THE CULTURE HOUND
The City In the Spotlight
11:54 a.m. So many museums, so little time. Should I head downtown to the Rubin and its collection of Himalayan art, or uptown to the Asia Society? The Rubin is near my favorite department store in the world, ABC Carpet and Home. That clinches it. But first I stop at the Pod Hotel to dump my stuff. It's far too hip for the likes of me, but the location, near the Museum of Modern Art, is perfect.
1:30 p.m. The Rubin Museum of Art is a haven of serenity, with polished wood floors, a spare design and blessedly uncrowded exhibit halls. I have tea in the cool little cafe, then wander happily amid the Buddhas. "From the Land of the Gods: Art of the Kathmandu Valley" is a stunning collection of Nepalese art, with statues, paintings and textiles that practically glow. Striking black-and-white photographs of Nepal add a touch of reality.
3 p.m. Docent Katarina Wong, leading a free tour, adds a new dimension to my visit, pointing out details I never would have noticed. We study Nepalese scroll paintings, lovely little statues of the gods Shiva and Ganesh, and an 18th-century painting from eastern Tibet that tells the story of the first Buddha, his noble deeds appearing as five vignettes. The best: when Buddha, in his life as an elephant, saves a group of pilgrims by hurling himself off a cliff.
In addition to a newfound appreciation of Himalayan art and history, I come away with something more tangible: three beaded necklaces from the museum's gift shop (not all for me!), plus a hand-woven scarf that I actually need: It's about to rain.

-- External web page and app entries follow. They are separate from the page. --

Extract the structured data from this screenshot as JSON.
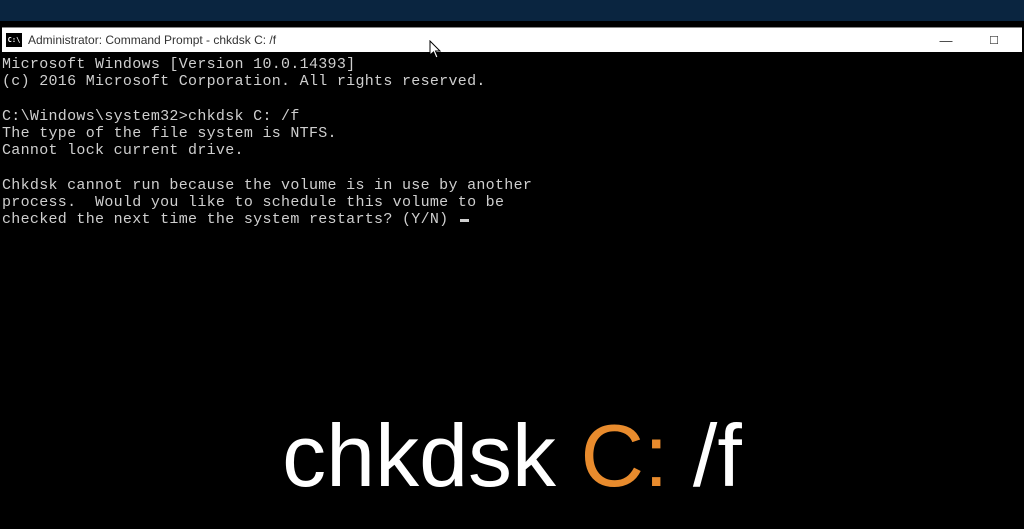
{
  "titlebar": {
    "icon_glyph": "C:\\",
    "text": "Administrator: Command Prompt - chkdsk  C: /f"
  },
  "controls": {
    "minimize": "—",
    "maximize": "☐",
    "close": "✕"
  },
  "terminal": {
    "line1": "Microsoft Windows [Version 10.0.14393]",
    "line2": "(c) 2016 Microsoft Corporation. All rights reserved.",
    "blank1": "",
    "line3": "C:\\Windows\\system32>chkdsk C: /f",
    "line4": "The type of the file system is NTFS.",
    "line5": "Cannot lock current drive.",
    "blank2": "",
    "line6": "Chkdsk cannot run because the volume is in use by another",
    "line7": "process.  Would you like to schedule this volume to be",
    "line8": "checked the next time the system restarts? (Y/N) "
  },
  "overlay": {
    "part1": "chkdsk ",
    "part2": "C:",
    "part3": " /f"
  }
}
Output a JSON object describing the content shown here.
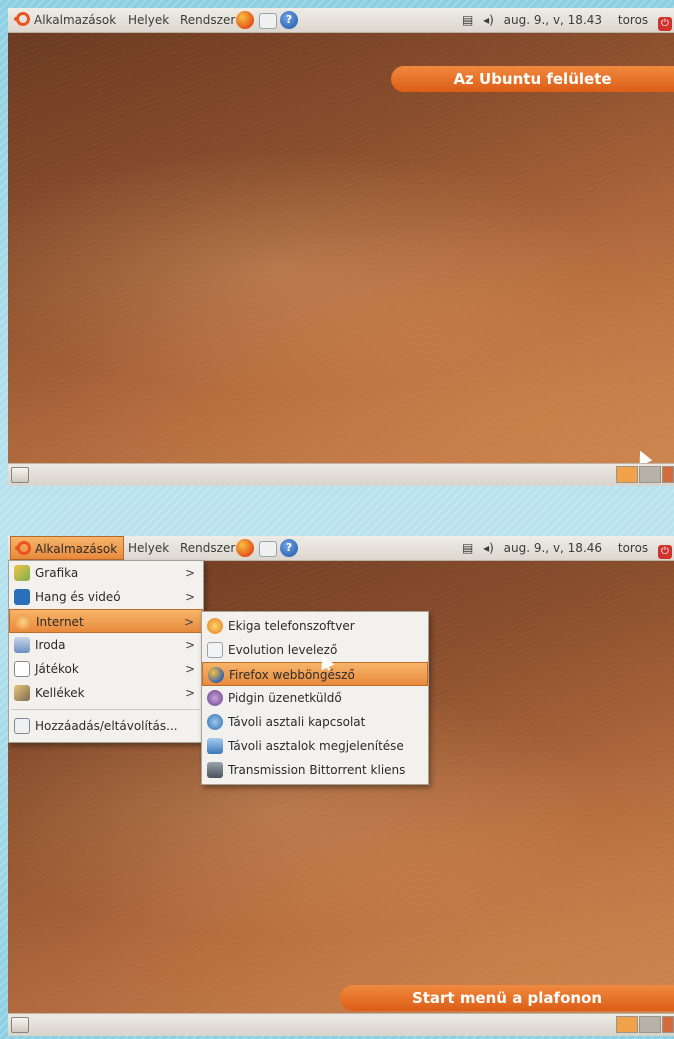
{
  "screen1": {
    "panel": {
      "menus": [
        "Alkalmazások",
        "Helyek",
        "Rendszer"
      ],
      "datetime": "aug. 9., v, 18.43",
      "user": "toros"
    },
    "banner": "Az Ubuntu felülete"
  },
  "screen2": {
    "panel": {
      "menus": [
        "Alkalmazások",
        "Helyek",
        "Rendszer"
      ],
      "datetime": "aug. 9., v, 18.46",
      "user": "toros"
    },
    "banner": "Start menü a plafonon",
    "applications_menu": {
      "items": [
        {
          "label": "Grafika",
          "icon": "graphics-icon"
        },
        {
          "label": "Hang és videó",
          "icon": "sound-video-icon"
        },
        {
          "label": "Internet",
          "icon": "internet-icon"
        },
        {
          "label": "Iroda",
          "icon": "office-icon"
        },
        {
          "label": "Játékok",
          "icon": "games-icon"
        },
        {
          "label": "Kellékek",
          "icon": "accessories-icon"
        }
      ],
      "footer": "Hozzáadás/eltávolítás...",
      "highlighted": "Internet"
    },
    "internet_submenu": {
      "items": [
        {
          "label": "Ekiga telefonszoftver",
          "icon": "ekiga-icon"
        },
        {
          "label": "Evolution levelező",
          "icon": "evolution-icon"
        },
        {
          "label": "Firefox webböngésző",
          "icon": "firefox-icon"
        },
        {
          "label": "Pidgin üzenetküldő",
          "icon": "pidgin-icon"
        },
        {
          "label": "Távoli asztali kapcsolat",
          "icon": "remote-desktop-icon"
        },
        {
          "label": "Távoli asztalok megjelenítése",
          "icon": "remote-viewer-icon"
        },
        {
          "label": "Transmission Bittorrent kliens",
          "icon": "transmission-icon"
        }
      ],
      "highlighted": "Firefox webböngésző"
    }
  },
  "colors": {
    "accent_orange": "#e95420",
    "banner": "#e46a24",
    "panel": "#e3ded6",
    "desktop": "#8a4e2c"
  }
}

4:10 p.m. A vintage Missoni scarf in a display window on West 17th Street lures me into the Angel Street Thrift Shop, a Grandma's-attic kind of place with lots of treasures: candlesticks, paintings, books, old LPs and furniture, including a walnut pedestal table for $250 that would look smashing in my dining room, if only I could figure out how to get it home on the bus. Great prices, and for a good cause, with proceeds going to help New Yorkers living with HIV/AIDS.
4:45 p.m. Who knew there were such affordable antiques in Manhattan? Pippin Home, a.k.a. Old House Vintage Goods, is a little hard to find, tucked down an alley between two office buildings in Chelsea. But the little 19th-century house, once a blacksmith shop, is worth seeking out, with a nice selection of old furniture, silver, jewelry, rugs, china and artwork. "Our average turnover for items is one to three weeks," says manager Jack Tobin, who scours New England auctions each week to stock the store. I can't resist a little prayer rug, a steal at $40.
6 p.m. New York = Italian comfort food. I find it at Cascina, an old-fashioned place on Ninth Avenue recommended by my son the New Yorker. He joins me for dinner, and we catch up over arugula salad with bacon and parmesan, pasta orecchiette with sausage and broccoli, a nice bottle of chianti and tiramisu to die for.